[[ Data for the task, beginning ]]
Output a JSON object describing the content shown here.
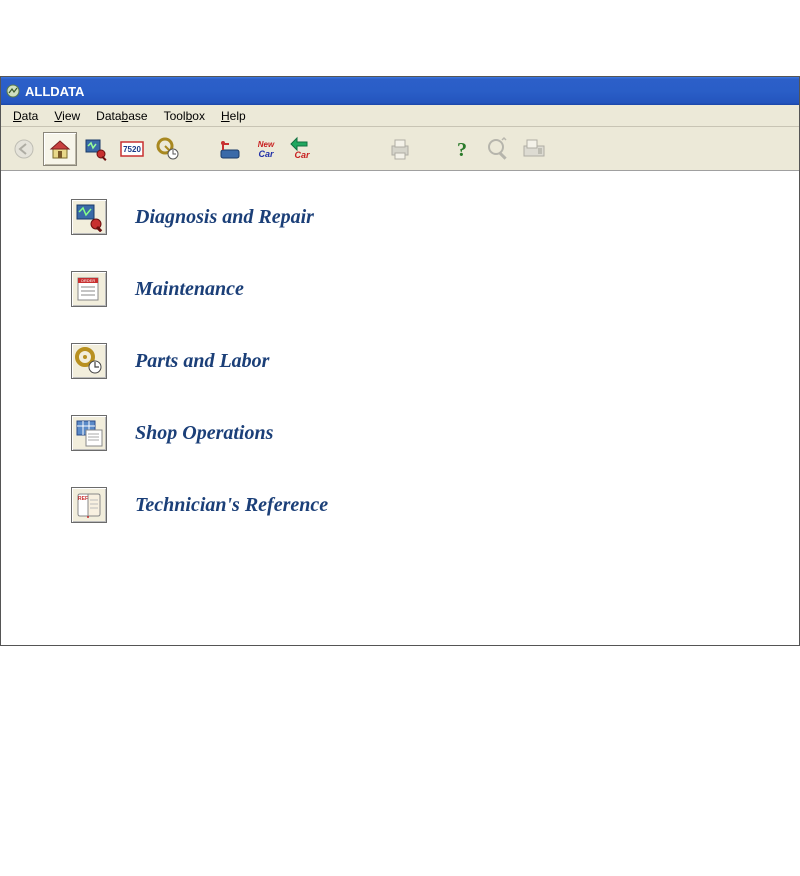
{
  "window": {
    "title": "ALLDATA"
  },
  "menu": {
    "items": [
      {
        "label": "Data",
        "ul_index": 0
      },
      {
        "label": "View",
        "ul_index": 0
      },
      {
        "label": "Database",
        "ul_index": 4
      },
      {
        "label": "Toolbox",
        "ul_index": 4
      },
      {
        "label": "Help",
        "ul_index": 0
      }
    ]
  },
  "toolbar": {
    "items": [
      {
        "name": "back-icon",
        "disabled": true
      },
      {
        "name": "home-icon",
        "selected": true
      },
      {
        "name": "diagnosis-icon"
      },
      {
        "name": "code-7520-icon"
      },
      {
        "name": "parts-labor-icon"
      },
      {
        "gap": true
      },
      {
        "name": "maintenance-icon"
      },
      {
        "name": "new-car-icon"
      },
      {
        "name": "prev-car-icon"
      },
      {
        "gap_lg": true
      },
      {
        "name": "print-icon",
        "disabled": true
      },
      {
        "gap": true
      },
      {
        "name": "help-icon"
      },
      {
        "name": "zoom-icon",
        "disabled": true
      },
      {
        "name": "fax-icon",
        "disabled": true
      }
    ]
  },
  "categories": [
    {
      "icon": "diag-repair-icon",
      "label": "Diagnosis and Repair"
    },
    {
      "icon": "maintenance-icon",
      "label": "Maintenance"
    },
    {
      "icon": "parts-labor-icon",
      "label": "Parts and Labor"
    },
    {
      "icon": "shop-ops-icon",
      "label": "Shop Operations"
    },
    {
      "icon": "tech-ref-icon",
      "label": "Technician's Reference"
    }
  ]
}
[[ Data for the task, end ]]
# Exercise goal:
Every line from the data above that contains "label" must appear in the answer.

# Task response:
        "label": "Data",
        "label": "View",
        "label": "Database",
        "label": "Toolbox",
        "label": "Help",
      "label": "Diagnosis and Repair"
      "label": "Maintenance"
      "label": "Parts and Labor"
      "label": "Shop Operations"
      "label": "Technician's Reference"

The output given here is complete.